A quiet round up for February, with only 6 non-fiction reviews and 1 poetry, so I’ve taken the liberty of combining the two this time. The numbers may be light on, compared to the heady totals that fiction racks up, but the diversity of topics in just 7 titles is quite extraordinary.
Dead Man Walking by Kate It’s the perfect chilling read for anyone who likes their biography mixed up with some true crime, society & culture and politics.brings us
In this book, published in 2019, Kate McClymont takes the reader into the world of shady property development, of unscrupulous politicians (mostly bit players in this book), bumbling criminals and con men masquerading as respectable businessmen.
Men at Work. He not only outlines his thoughts on the essay, but provides us with a potted history of his own experiences as a stay-at-home dad in the late 1970’s. I highly recommend you take the time to visit and read his post. visits Annabel Crabb’s Quarterly Essay #75
In this Quarterly Essay Annabel Crabb addresses the ‘baked-on’ cultural assumption that mothers must be the ones who do the real parenting while fathers are meant to help and support, and the economic, political, social and industrial structures that hold that assumption in place, and to some extent enforce it.
Dr Nicola Gates is an Australian neuropsychologist and psychologist, ‘working with adults to improve brain health, cognitive function and mental wellbeing.’ She has written an easy to read, stage by stage book. She focuses on the facts, health and hormones. She helps you to check your attitudes and smashes assumptions and myths. Sleep, sex and self-care are all covered as are all the various options available to women once they actually stop.
If you’re one of the lucky 10% that experienced no symptoms, then you can skip this book. For the rest of us, books like this (and Jean Kittson’s more humorous one) are a god-send. They save you from having to run to the doctor every single time you notice something odd happening. They help you to realise you’re not alone or weird. And they help you to see that a positive, proactive attitude combined with a good dose of humour does actually help for some of it.
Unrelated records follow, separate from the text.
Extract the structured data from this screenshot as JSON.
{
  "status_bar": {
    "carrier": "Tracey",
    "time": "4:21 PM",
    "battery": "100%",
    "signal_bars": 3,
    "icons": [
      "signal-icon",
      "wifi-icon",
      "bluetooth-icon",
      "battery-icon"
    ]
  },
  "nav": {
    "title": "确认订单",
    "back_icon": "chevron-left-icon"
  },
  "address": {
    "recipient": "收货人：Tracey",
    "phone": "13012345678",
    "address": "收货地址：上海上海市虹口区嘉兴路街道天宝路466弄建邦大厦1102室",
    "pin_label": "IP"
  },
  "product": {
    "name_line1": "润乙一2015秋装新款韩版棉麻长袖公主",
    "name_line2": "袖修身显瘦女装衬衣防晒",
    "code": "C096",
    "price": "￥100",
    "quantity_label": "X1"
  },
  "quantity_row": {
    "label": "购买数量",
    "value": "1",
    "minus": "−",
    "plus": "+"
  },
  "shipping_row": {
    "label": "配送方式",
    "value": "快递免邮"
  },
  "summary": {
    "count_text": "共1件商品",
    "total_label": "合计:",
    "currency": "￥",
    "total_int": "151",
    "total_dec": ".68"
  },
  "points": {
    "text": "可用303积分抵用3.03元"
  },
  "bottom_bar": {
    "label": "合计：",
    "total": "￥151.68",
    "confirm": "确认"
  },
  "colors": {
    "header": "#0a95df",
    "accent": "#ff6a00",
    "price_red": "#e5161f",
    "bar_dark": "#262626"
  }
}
covers topics from institutional abuse in the Catholic Church to democracy to the banking crisis to outsourcing, from public service policy to power to politics, from the promise of 2020 to archival and historical secrets to the distraction of digital noise to the #MeToo movement, from the negotiation of a working friendship to the negotiation of money and democracy. The most compelling non-fiction report is the emotional story of a woman searching for answers to her husband’s suicide in The Burning Question, Collateral Damage and the Catholic Church, by Suzanne Smith….There’s poetry by Geoff Page, Ross Hunter, David Ishaya Osu and Omar Sakr.
This slim book – complete with the author’s hand-drawn line sketches – centres on mental illness, health and recovery, Jewish traditions, family and food….Many of the poems revolve around Jacobson’s struggles with mental illness, the symptoms and difficulties associated, the various treatments and her road to wellness. The sum of the individual poems as a whole provides a unique perspective on a dark time in her life, full of doubts and insecurities. The small daily pleasures of food and flowers, companionship and clothing, photographs and memories are amplified because of the darkness that preceded the normality.
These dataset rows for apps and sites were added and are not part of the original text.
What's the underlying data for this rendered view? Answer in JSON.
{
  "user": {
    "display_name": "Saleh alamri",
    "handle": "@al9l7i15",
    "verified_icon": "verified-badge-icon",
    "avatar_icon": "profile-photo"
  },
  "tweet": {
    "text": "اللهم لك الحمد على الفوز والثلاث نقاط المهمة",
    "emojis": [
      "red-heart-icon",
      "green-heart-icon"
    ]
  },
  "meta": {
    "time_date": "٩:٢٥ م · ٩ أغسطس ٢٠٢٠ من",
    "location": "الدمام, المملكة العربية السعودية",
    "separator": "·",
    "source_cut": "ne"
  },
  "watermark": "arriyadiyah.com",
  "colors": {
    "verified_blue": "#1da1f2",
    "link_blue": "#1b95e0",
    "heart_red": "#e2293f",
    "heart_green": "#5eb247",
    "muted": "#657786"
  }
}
What made this book unputdownable was that Hooper adopted, as she did in The tall man, the narrative (or creative) nonfiction style to tell her story, and proved herself, again, to be a skilled exponent of this genre……the multiple tragedy of this story: the tragedy of a man ridiculed and bullied all his life for being different; the tragedy of a community that isn’t very good at managing people who are different; the tragedy of the conflagration (in this case a fire, but it could be anything) that can result when the two collide; and the overriding tragedy that there are no simple answers to arson.
Now, I fear you might think that I have given the “story” away and that you therefore need not read it. But, you don’t read The arsonist for the “story”. After all, this is nonfiction and the basic “story” is known. You read it for the insights that a fine mind (not a mind on fire!) like Hooper’s can bring to the situation. What she brings is both clarity about the facts and a nuanced understanding of what they mean. The arsonist is, as everyone’s been saying, an excellent read.
Its hard for a nonfiction book to have the right balance of entertainment and fact. This one does in spades. It’s like a good mystery slowly unravelling the onion layers only to find another onion.
Until next month,
About Bronwyn: I have been a book blogger at Brona’s Books since 2009 and a bookseller (specialising in children’s literature) in Sydney since 2008. Prior to this I was as an Early Childhood teacher for 18 years in country NSW.
I joined the AWW team in 2015 as the History, Memoir, Biography editor. In 2017 I moved to the General Non-fiction page and in 2018 I picked up the role of editor of Poetry. You can also find me at The Classics Club as one of the new Gen 2 moderators.
I taught myself to read when I was four by memorising my Dr Seuss books. I haven’t stopped reading since.
You can find me on Twitter @bronasbooks and Litsy @Brona.